The Reserve Bank of Malawi (RBM) is implementing a tight monetary policy stance, but an investment advisory firm report says despite this, inflation will keep trending upwards in the short to medium term.
RBM Governor Charles Chuka last week also acknowledged that unrelenting pressure on inflation, currently hovering at 28.3 percent as of September, is one key challenge for monetary authorities despite a slowdown in money in circulation.
In its monthly economic review for October 2012, Nico Asset Managers Limited has observed that inflation is forecast to increase due to continued depreciation of the kwacha which will lead to increases in the cost of fuel and other commodities.
â€œDespite the tight monetary policy stance, inflation is still expected to remain in double digits in the medium term,â€ said the firm, adding that inflation is expected to moderate after the maize harvest in 2013.
Maize, as part of the food component weighs in heavily at 58.1 percent in the Consumer Price Index (CPI)â€”a measure that examines the weighted average of prices of a basket of consumer goods and services.
Food inflation, according to Nico Asset Managers, is expected to increase as the lean season up to March-April next year continues.
Chuka noted that containing money supply (M2) growth at current levels will depend on successful rollover of domestic debt.
But he said although inflationary pressure remains a challenge, Gross Domestic Product (GDP) growth rate appears to be positive in the near future despite growth this year projected at 1.6 percent from an initial 4.3 percent.
Economists agree that inflation is a monster that will continue to erode the purchasing power of money resulting in lower disposable incomes and reduced savings.

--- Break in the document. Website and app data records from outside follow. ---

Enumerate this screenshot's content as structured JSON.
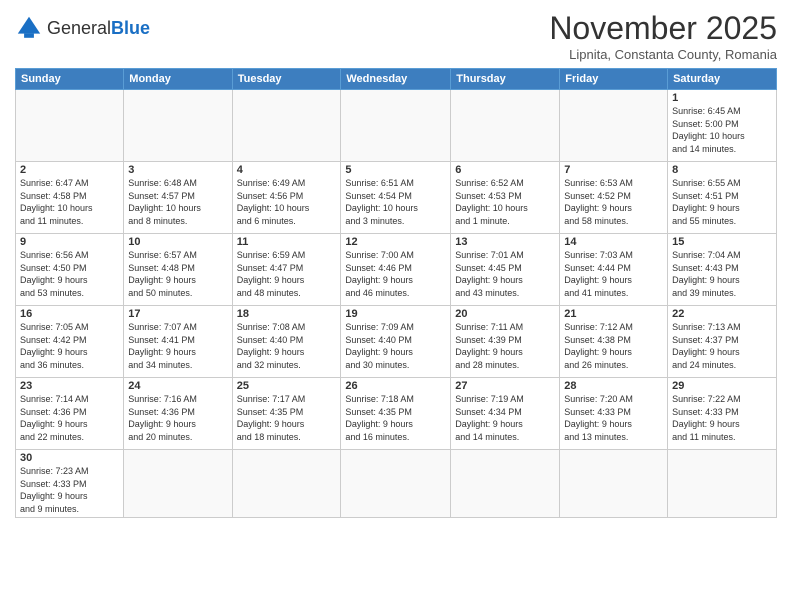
{
  "logo": {
    "text_general": "General",
    "text_blue": "Blue"
  },
  "header": {
    "month_title": "November 2025",
    "location": "Lipnita, Constanta County, Romania"
  },
  "weekdays": [
    "Sunday",
    "Monday",
    "Tuesday",
    "Wednesday",
    "Thursday",
    "Friday",
    "Saturday"
  ],
  "weeks": [
    [
      {
        "day": "",
        "info": ""
      },
      {
        "day": "",
        "info": ""
      },
      {
        "day": "",
        "info": ""
      },
      {
        "day": "",
        "info": ""
      },
      {
        "day": "",
        "info": ""
      },
      {
        "day": "",
        "info": ""
      },
      {
        "day": "1",
        "info": "Sunrise: 6:45 AM\nSunset: 5:00 PM\nDaylight: 10 hours\nand 14 minutes."
      }
    ],
    [
      {
        "day": "2",
        "info": "Sunrise: 6:47 AM\nSunset: 4:58 PM\nDaylight: 10 hours\nand 11 minutes."
      },
      {
        "day": "3",
        "info": "Sunrise: 6:48 AM\nSunset: 4:57 PM\nDaylight: 10 hours\nand 8 minutes."
      },
      {
        "day": "4",
        "info": "Sunrise: 6:49 AM\nSunset: 4:56 PM\nDaylight: 10 hours\nand 6 minutes."
      },
      {
        "day": "5",
        "info": "Sunrise: 6:51 AM\nSunset: 4:54 PM\nDaylight: 10 hours\nand 3 minutes."
      },
      {
        "day": "6",
        "info": "Sunrise: 6:52 AM\nSunset: 4:53 PM\nDaylight: 10 hours\nand 1 minute."
      },
      {
        "day": "7",
        "info": "Sunrise: 6:53 AM\nSunset: 4:52 PM\nDaylight: 9 hours\nand 58 minutes."
      },
      {
        "day": "8",
        "info": "Sunrise: 6:55 AM\nSunset: 4:51 PM\nDaylight: 9 hours\nand 55 minutes."
      }
    ],
    [
      {
        "day": "9",
        "info": "Sunrise: 6:56 AM\nSunset: 4:50 PM\nDaylight: 9 hours\nand 53 minutes."
      },
      {
        "day": "10",
        "info": "Sunrise: 6:57 AM\nSunset: 4:48 PM\nDaylight: 9 hours\nand 50 minutes."
      },
      {
        "day": "11",
        "info": "Sunrise: 6:59 AM\nSunset: 4:47 PM\nDaylight: 9 hours\nand 48 minutes."
      },
      {
        "day": "12",
        "info": "Sunrise: 7:00 AM\nSunset: 4:46 PM\nDaylight: 9 hours\nand 46 minutes."
      },
      {
        "day": "13",
        "info": "Sunrise: 7:01 AM\nSunset: 4:45 PM\nDaylight: 9 hours\nand 43 minutes."
      },
      {
        "day": "14",
        "info": "Sunrise: 7:03 AM\nSunset: 4:44 PM\nDaylight: 9 hours\nand 41 minutes."
      },
      {
        "day": "15",
        "info": "Sunrise: 7:04 AM\nSunset: 4:43 PM\nDaylight: 9 hours\nand 39 minutes."
      }
    ],
    [
      {
        "day": "16",
        "info": "Sunrise: 7:05 AM\nSunset: 4:42 PM\nDaylight: 9 hours\nand 36 minutes."
      },
      {
        "day": "17",
        "info": "Sunrise: 7:07 AM\nSunset: 4:41 PM\nDaylight: 9 hours\nand 34 minutes."
      },
      {
        "day": "18",
        "info": "Sunrise: 7:08 AM\nSunset: 4:40 PM\nDaylight: 9 hours\nand 32 minutes."
      },
      {
        "day": "19",
        "info": "Sunrise: 7:09 AM\nSunset: 4:40 PM\nDaylight: 9 hours\nand 30 minutes."
      },
      {
        "day": "20",
        "info": "Sunrise: 7:11 AM\nSunset: 4:39 PM\nDaylight: 9 hours\nand 28 minutes."
      },
      {
        "day": "21",
        "info": "Sunrise: 7:12 AM\nSunset: 4:38 PM\nDaylight: 9 hours\nand 26 minutes."
      },
      {
        "day": "22",
        "info": "Sunrise: 7:13 AM\nSunset: 4:37 PM\nDaylight: 9 hours\nand 24 minutes."
      }
    ],
    [
      {
        "day": "23",
        "info": "Sunrise: 7:14 AM\nSunset: 4:36 PM\nDaylight: 9 hours\nand 22 minutes."
      },
      {
        "day": "24",
        "info": "Sunrise: 7:16 AM\nSunset: 4:36 PM\nDaylight: 9 hours\nand 20 minutes."
      },
      {
        "day": "25",
        "info": "Sunrise: 7:17 AM\nSunset: 4:35 PM\nDaylight: 9 hours\nand 18 minutes."
      },
      {
        "day": "26",
        "info": "Sunrise: 7:18 AM\nSunset: 4:35 PM\nDaylight: 9 hours\nand 16 minutes."
      },
      {
        "day": "27",
        "info": "Sunrise: 7:19 AM\nSunset: 4:34 PM\nDaylight: 9 hours\nand 14 minutes."
      },
      {
        "day": "28",
        "info": "Sunrise: 7:20 AM\nSunset: 4:33 PM\nDaylight: 9 hours\nand 13 minutes."
      },
      {
        "day": "29",
        "info": "Sunrise: 7:22 AM\nSunset: 4:33 PM\nDaylight: 9 hours\nand 11 minutes."
      }
    ],
    [
      {
        "day": "30",
        "info": "Sunrise: 7:23 AM\nSunset: 4:33 PM\nDaylight: 9 hours\nand 9 minutes."
      },
      {
        "day": "",
        "info": ""
      },
      {
        "day": "",
        "info": ""
      },
      {
        "day": "",
        "info": ""
      },
      {
        "day": "",
        "info": ""
      },
      {
        "day": "",
        "info": ""
      },
      {
        "day": "",
        "info": ""
      }
    ]
  ]
}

A reduction in savings could eventually reduce funds available for capital investments for firms resulting in low private sector activity and slow economic growth as is expected this year.
The Nico Asset Managers monthly report has commented on a number of economic developments.
It said the kwacha continued to weaken against all the major currencies in October except the South African rand.
The local unit recorded a depreciation of 5.2 percent against the US dollar to K314.47 from K298.97, 4.5 percent against the pound sterling to K507.22 from K485.38, 9.9 percent weakening against the euro to K407.56 from K386.06 and 0.2 percent appreciation against the rand from K36.32 to K36.26. â€œSince authorities adopted a floating exchange rate system [on May 7 2012], the kwacha has been weakening against the major trading currencies except the South African rand,â€ said the firm.
A flexible exchange rate regime is a big challenge to businesses in terms of planning and a weakening currency increases liabilities for companies that have foreign currency liabilities on their balance sheet.
However, a positive attribute of a weak currency isÂ that it causes a reduction in foreign exchange demand as it becomes more expensive to acquire forex using the local currency.